Editor’s note: Gleb Velikanov, a regular at PRC group runs, will be hiking the Camino de Santiago in Spain, starting on Sept. 8th. He will walk 550 miles at about 15–20 miles per day. (See maps below to get your bearings.) Gleb will be posting updates from his long walk with us every few days. Enjoy his journey!
So, I was sitting at my desk, in an office, in a suburb, in a state of near-brain-dead stupor. Clicking on all the appropriate icons, getting the TPS reports taking care of, punching the clock with the orderliness of Old Faithfull. Naturally, the internal pressure of boredom and tedium kept building up, certain to explode in a geyser of travel and exploration. It is very difficult for me to remain in one spot for too long.

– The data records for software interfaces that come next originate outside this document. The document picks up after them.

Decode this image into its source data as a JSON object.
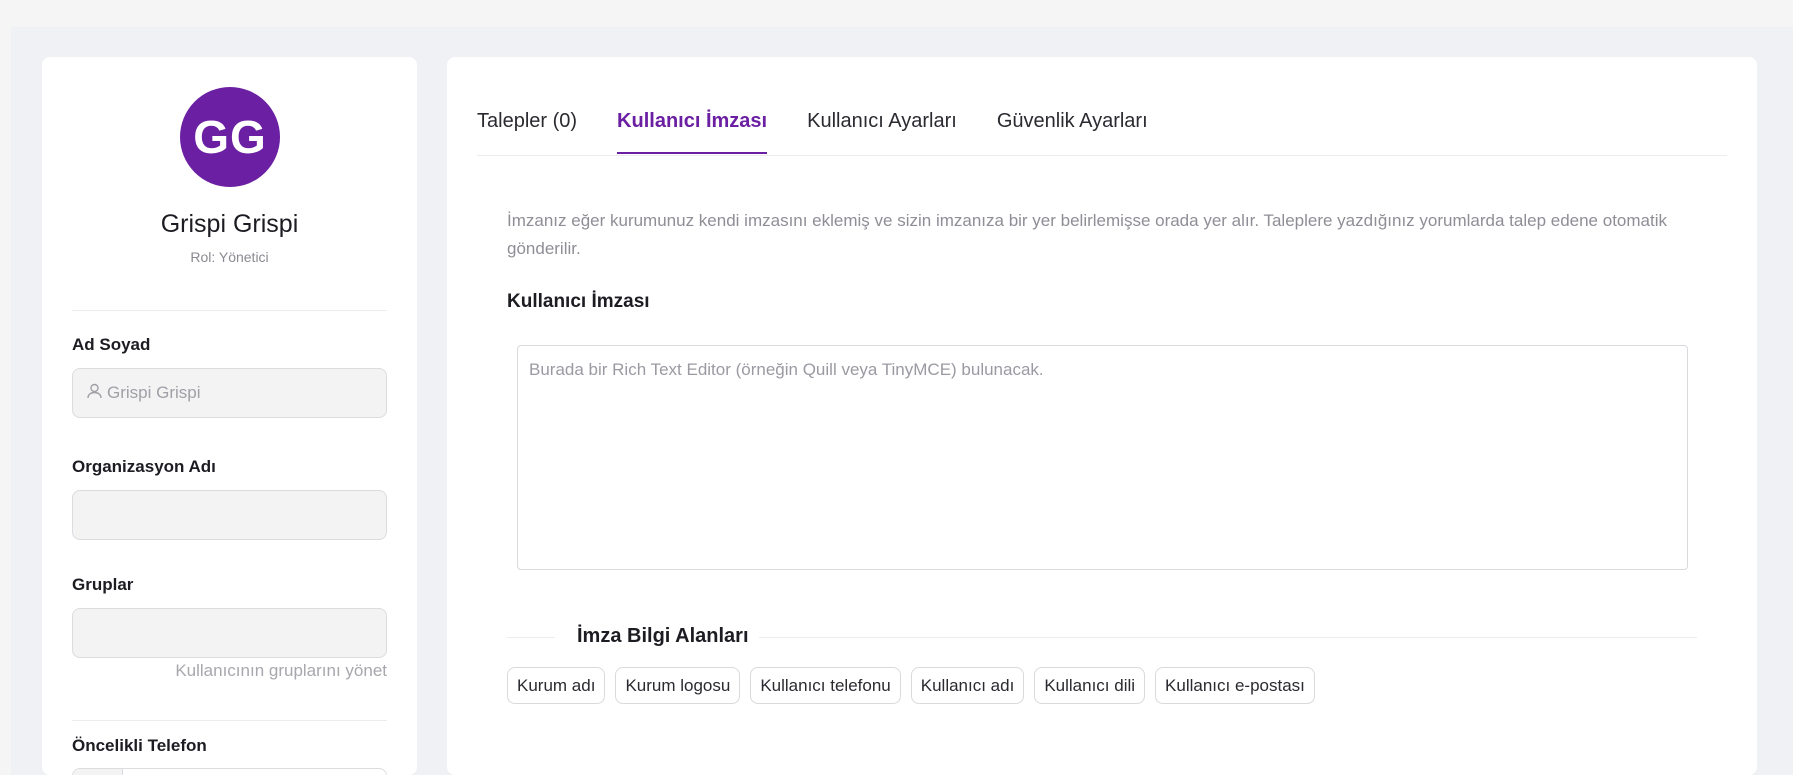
{
  "profile": {
    "initials": "GG",
    "name": "Grispi Grispi",
    "role": "Rol: Yönetici",
    "avatar_color": "#6b1fa2"
  },
  "fields": {
    "full_name_label": "Ad Soyad",
    "full_name_value": "Grispi Grispi",
    "organization_label": "Organizasyon Adı",
    "organization_value": "",
    "groups_label": "Gruplar",
    "groups_value": "",
    "groups_manage_link": "Kullanıcının gruplarını yönet",
    "phone_label": "Öncelikli Telefon"
  },
  "tabs": [
    {
      "label": "Talepler (0)",
      "active": false
    },
    {
      "label": "Kullanıcı İmzası",
      "active": true
    },
    {
      "label": "Kullanıcı Ayarları",
      "active": false
    },
    {
      "label": "Güvenlik Ayarları",
      "active": false
    }
  ],
  "signature": {
    "description": "İmzanız eğer kurumunuz kendi imzasını eklemiş ve sizin imzanıza bir yer belirlemişse orada yer alır. Taleplere yazdığınız yorumlarda talep edene otomatik gönderilir.",
    "title": "Kullanıcı İmzası",
    "editor_placeholder": "Burada bir Rich Text Editor (örneğin Quill veya TinyMCE) bulunacak.",
    "fields_title": "İmza Bilgi Alanları",
    "chips": [
      "Kurum adı",
      "Kurum logosu",
      "Kullanıcı telefonu",
      "Kullanıcı adı",
      "Kullanıcı dili",
      "Kullanıcı e-postası"
    ]
  },
  "colors": {
    "accent": "#6b1fa2",
    "background": "#f0f1f4"
  }
}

You see, endurance is my jam. Running (about 30 trail and road marathons and ultras) and backpacking (I thru-hiked the Pacific Crest Trail in 2010 and the Appalachian Trail in 2015) have been a constant passion for over a decade. Having those experiences under my belt, I knew I needed an endurance adventure to clear my head, after the time spent behind a desk. A brief trip to Alaska earlier this summer became the last straw: After two weeks of sticking to a demanding, but not a tedious schedule, I could not picture returning to the nine-to-five life.

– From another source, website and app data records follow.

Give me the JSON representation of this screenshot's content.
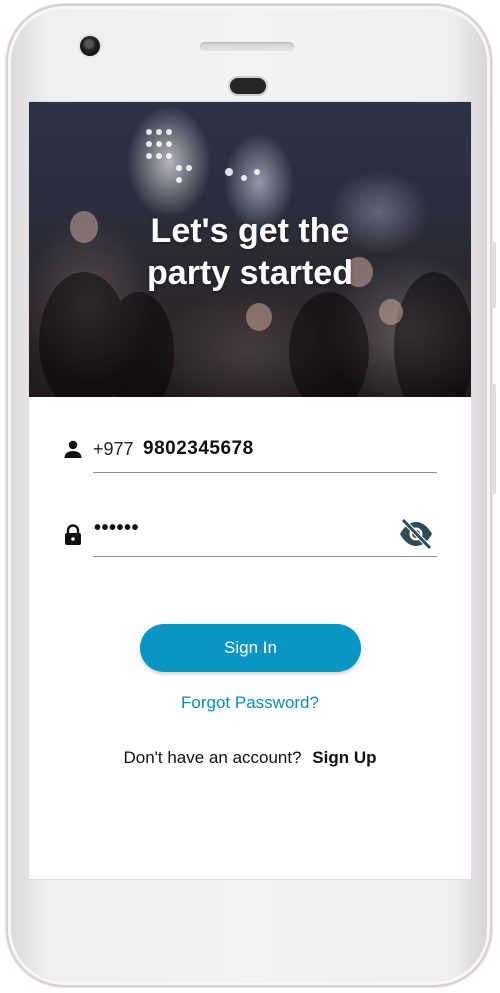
{
  "hero": {
    "title_line1": "Let's get the",
    "title_line2": "party started"
  },
  "login": {
    "phone_prefix": "+977",
    "phone_number": "9802345678",
    "password_masked": "••••••",
    "signin_label": "Sign In",
    "forgot_label": "Forgot Password?",
    "no_account_text": "Don't have an account?",
    "signup_label": "Sign Up"
  },
  "colors": {
    "accent": "#0a96c4",
    "link": "#0a8cbf",
    "text": "#111111"
  },
  "icons": {
    "user": "person-icon",
    "lock": "lock-icon",
    "visibility": "eye-off-icon"
  }
}
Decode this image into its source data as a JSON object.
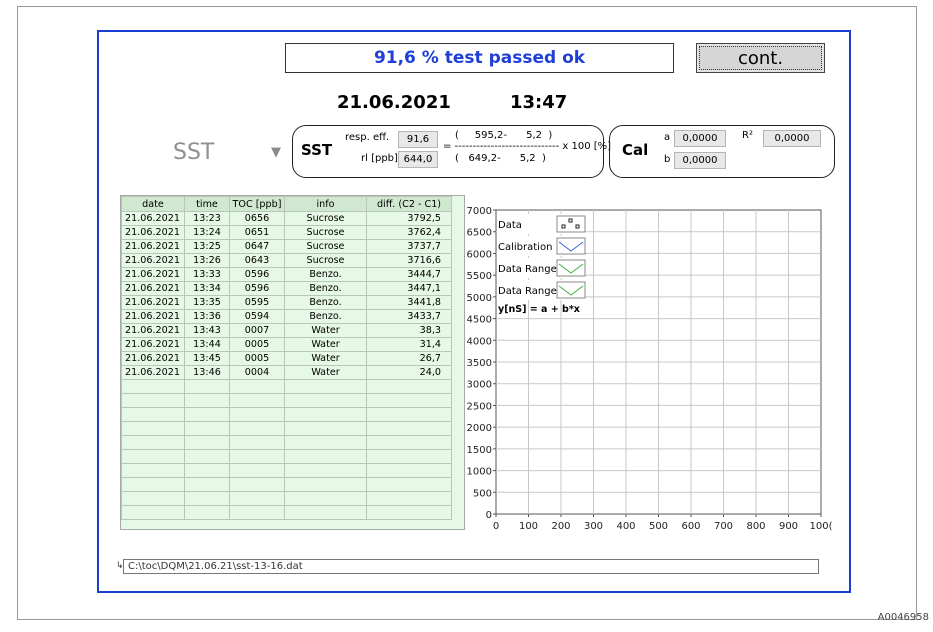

Choosing the Camino de Santiago (Way of St. James, Route of Santiago de Compostela), a hiking route in Spain, came naturally. The former Catholic pilgrimage, now a popular hiking and cycling system of trails, takes an average person about a month to complete, is easy to navigate, and is rumored to be very affordable.
I will be walking the Camino Frances, the most popular route that runs from Saint Jean Pied de Port in southern France to Santiago de Compostela near the Atlantic coast of Spain. All of that sounds like a recipe for a quick and easy getaway, something to clear my mind and crush some miles. Trail therapy. Endurance rebirth.

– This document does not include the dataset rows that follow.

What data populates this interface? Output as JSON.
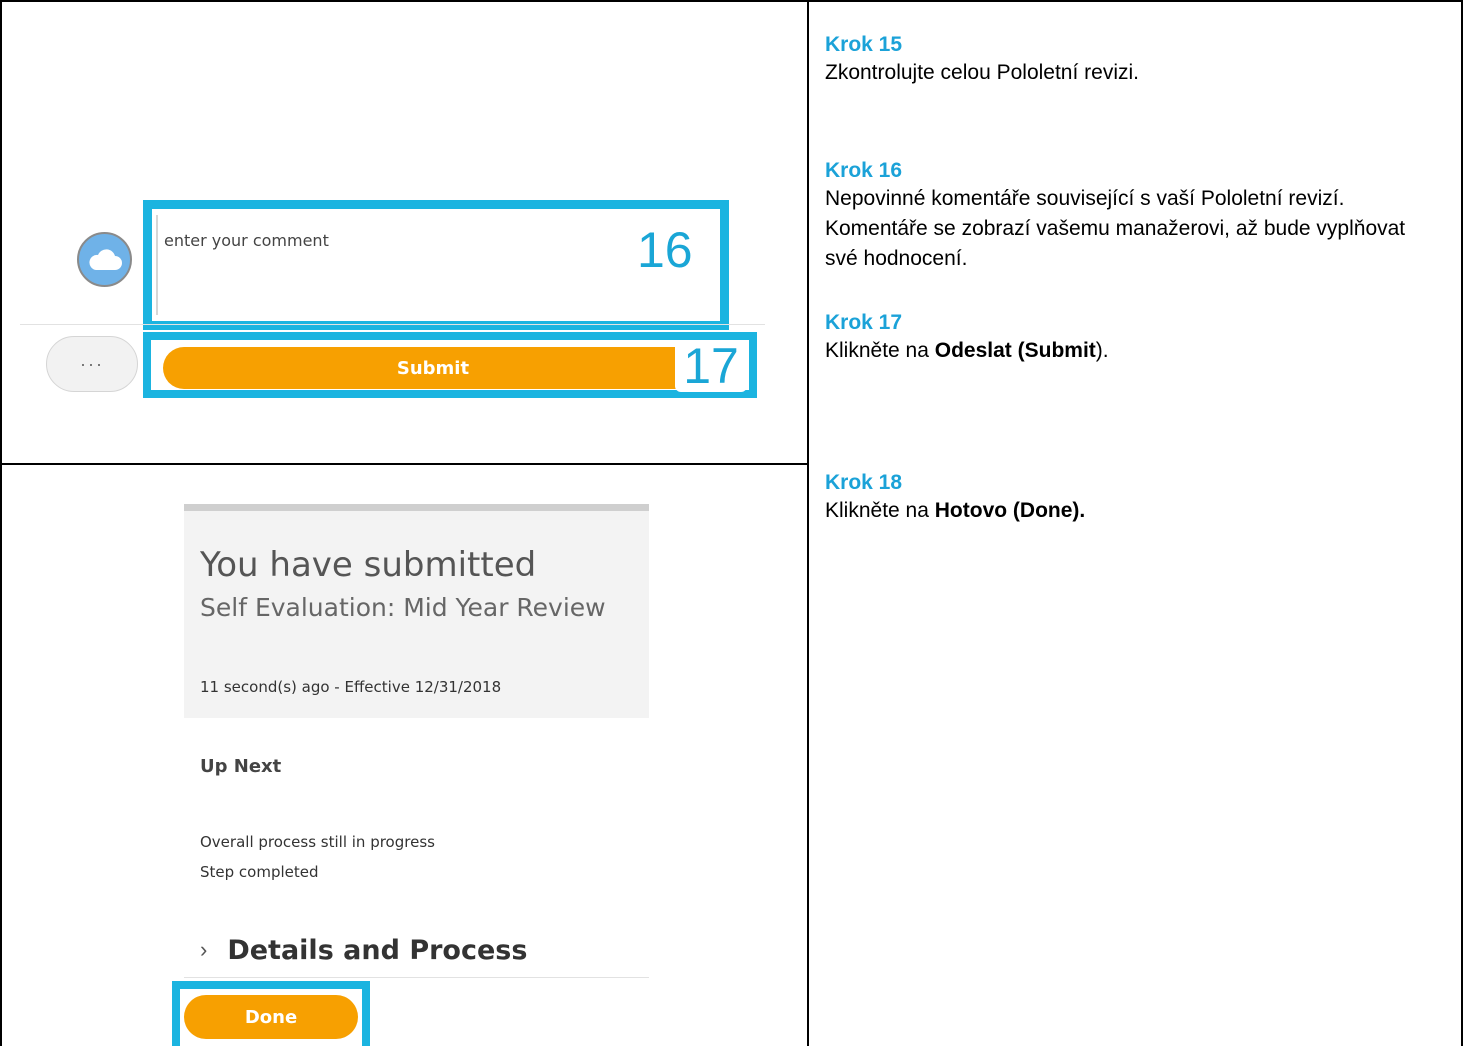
{
  "steps": [
    {
      "title": "Krok 15",
      "text": "Zkontrolujte celou Pololetní revizi."
    },
    {
      "title": "Krok 16",
      "text": "Nepovinné komentáře související s vaší Pololetní revizí. Komentáře se zobrazí vašemu manažerovi, až bude vyplňovat své hodnocení."
    },
    {
      "title": "Krok 17",
      "text_prefix": "Klikněte na ",
      "text_bold": "Odeslat (Submit",
      "text_suffix": ")."
    },
    {
      "title": "Krok 18",
      "text_prefix": "Klikněte na ",
      "text_bold": "Hotovo (Done)."
    }
  ],
  "comment": {
    "placeholder": "enter your comment",
    "callout": "16"
  },
  "actions": {
    "more_label": "···",
    "submit_label": "Submit",
    "submit_callout": "17"
  },
  "submitted": {
    "title": "You have submitted",
    "subtitle": "Self Evaluation: Mid Year Review",
    "meta": "11 second(s) ago - Effective 12/31/2018",
    "up_next": "Up Next",
    "status_1": "Overall process still in progress",
    "status_2": "Step completed",
    "details_label": "Details and Process",
    "done_label": "Done"
  },
  "colors": {
    "accent_blue": "#1bb4e0",
    "step_title": "#1ba2d8",
    "button_orange": "#f7a001"
  }
}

If completing the PCT and the AT taught me anything, it would be accepting every trail for what it is, trying to figure out the unique challenges and opportunities each time, without trying to fit the current experience into neat boxes of former ones. While I intend to complete the Camino in less than a month (most likely in three weeks), I am looking forward to staying in albergues (hostels), the proximity of civilization, and the availability of fresh food and beverages.
Bring it on!